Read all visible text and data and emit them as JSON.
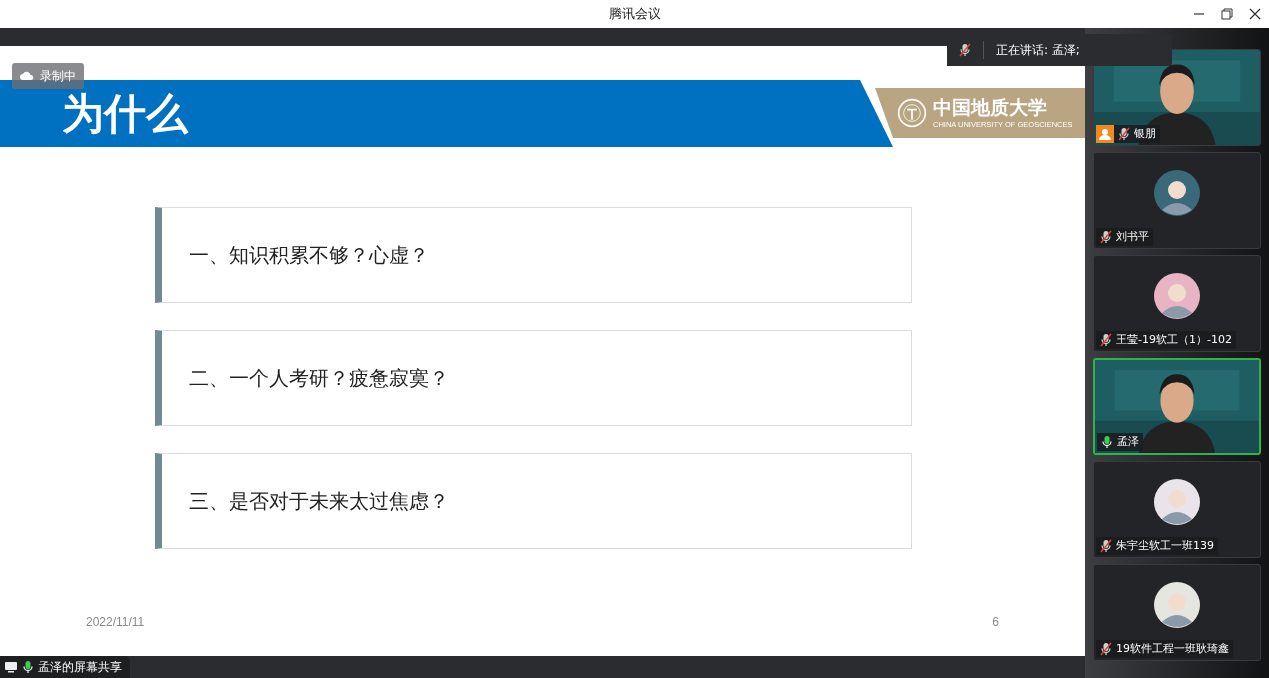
{
  "window": {
    "title": "腾讯会议"
  },
  "recording": {
    "label": "录制中"
  },
  "speaking": {
    "label": "正在讲话: 孟泽;",
    "muted": true
  },
  "slide": {
    "title": "为什么",
    "logo": {
      "name": "中国地质大学",
      "subtitle": "CHINA UNIVERSITY OF GEOSCIENCES"
    },
    "items": [
      "一、知识积累不够？心虚？",
      "二、一个人考研？疲惫寂寞？",
      "三、是否对于未来太过焦虑？"
    ],
    "date": "2022/11/11",
    "page": "6"
  },
  "participants": [
    {
      "name": "银朋",
      "kind": "video",
      "muted": true,
      "speaking": false,
      "host": true
    },
    {
      "name": "刘书平",
      "kind": "avatar",
      "muted": true,
      "speaking": false,
      "host": false
    },
    {
      "name": "王莹-19软工（1）-102",
      "kind": "avatar",
      "muted": true,
      "speaking": false,
      "host": false
    },
    {
      "name": "孟泽",
      "kind": "video",
      "muted": false,
      "speaking": true,
      "host": false
    },
    {
      "name": "朱宇尘软工一班139",
      "kind": "avatar",
      "muted": true,
      "speaking": false,
      "host": false
    },
    {
      "name": "19软件工程一班耿琦鑫",
      "kind": "avatar",
      "muted": true,
      "speaking": false,
      "host": false
    }
  ],
  "share": {
    "label": "孟泽的屏幕共享",
    "muted": false
  }
}
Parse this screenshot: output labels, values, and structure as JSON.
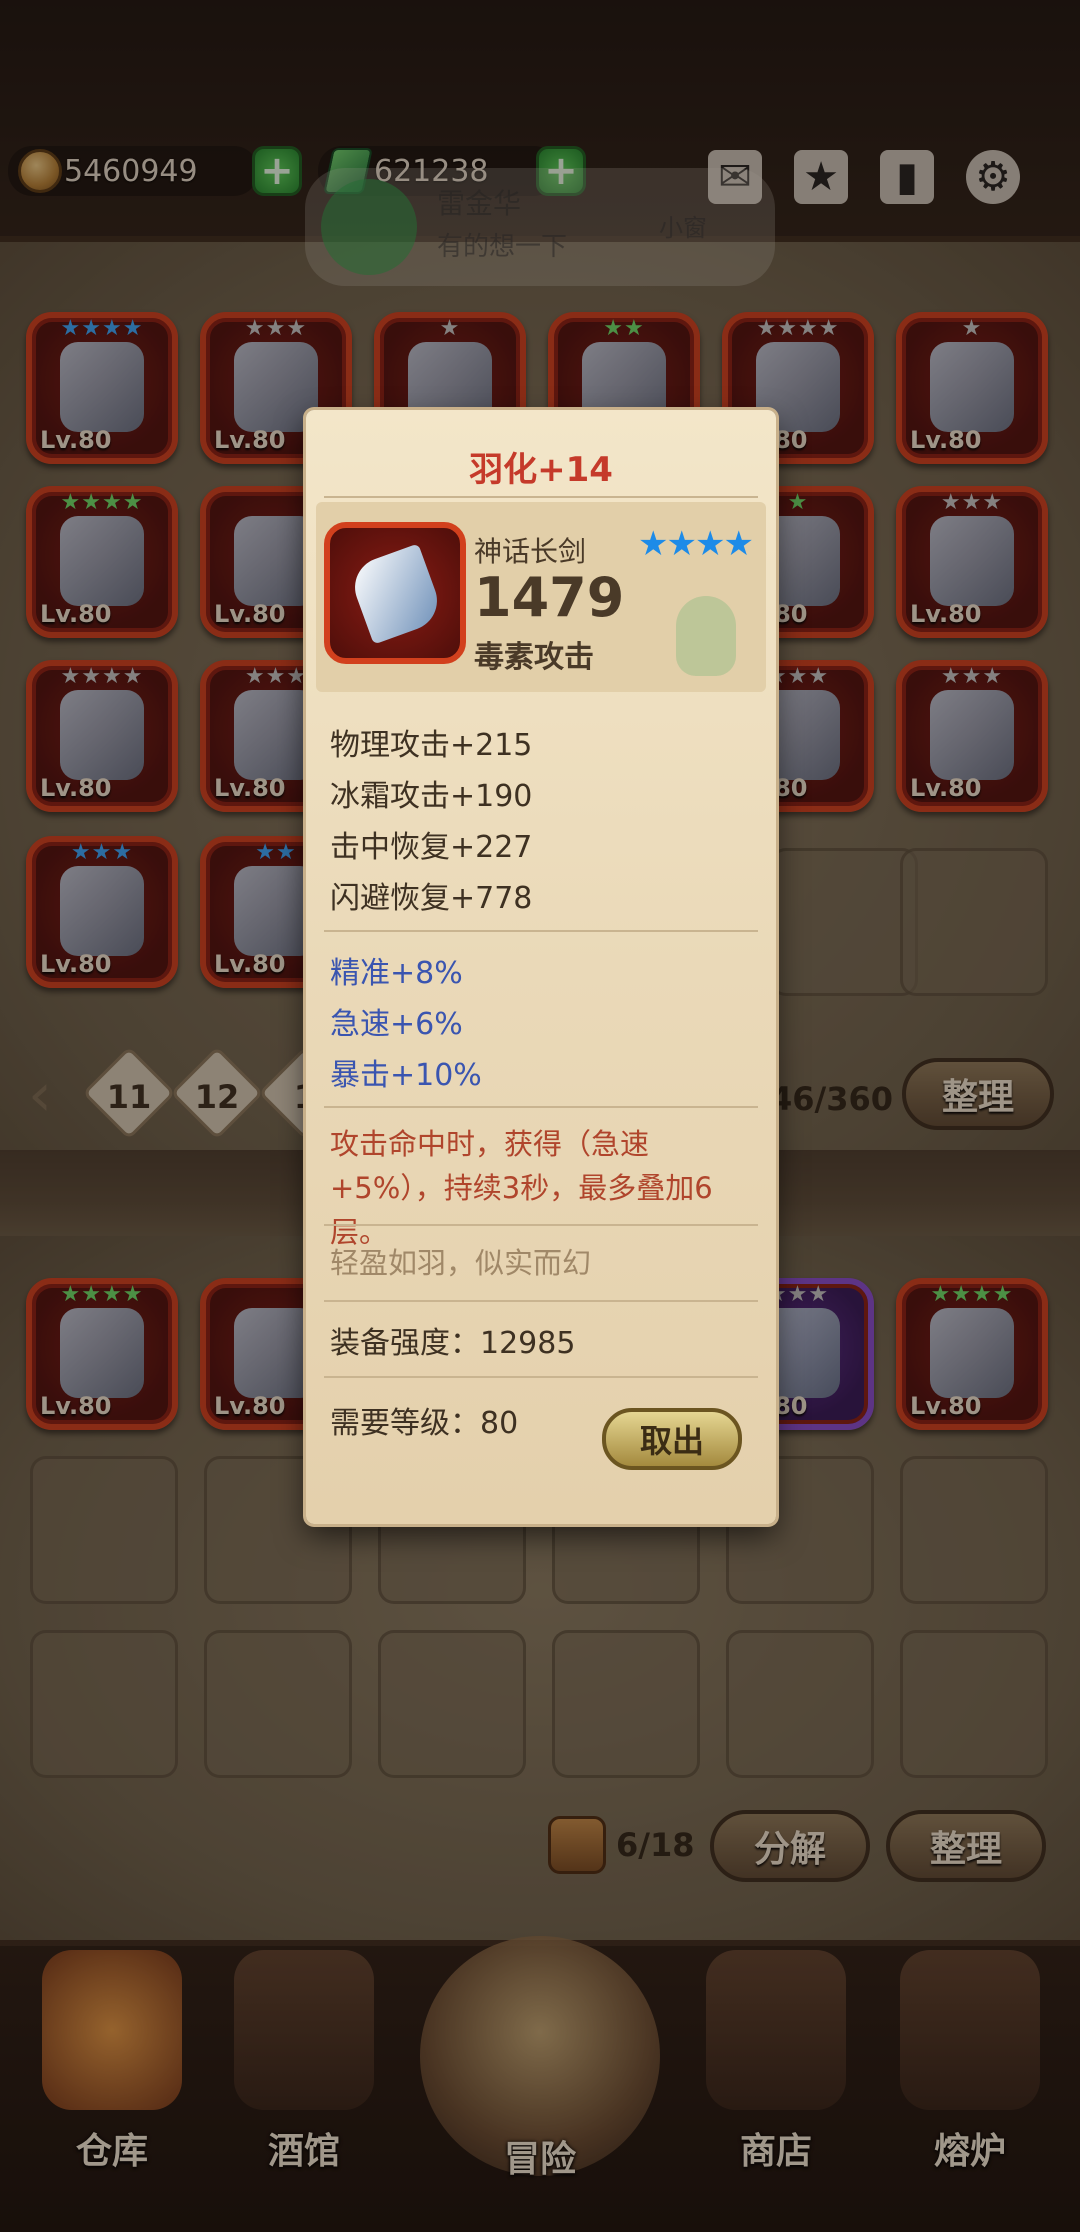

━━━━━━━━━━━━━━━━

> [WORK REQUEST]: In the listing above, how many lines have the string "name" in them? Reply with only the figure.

> [RESULT]: 7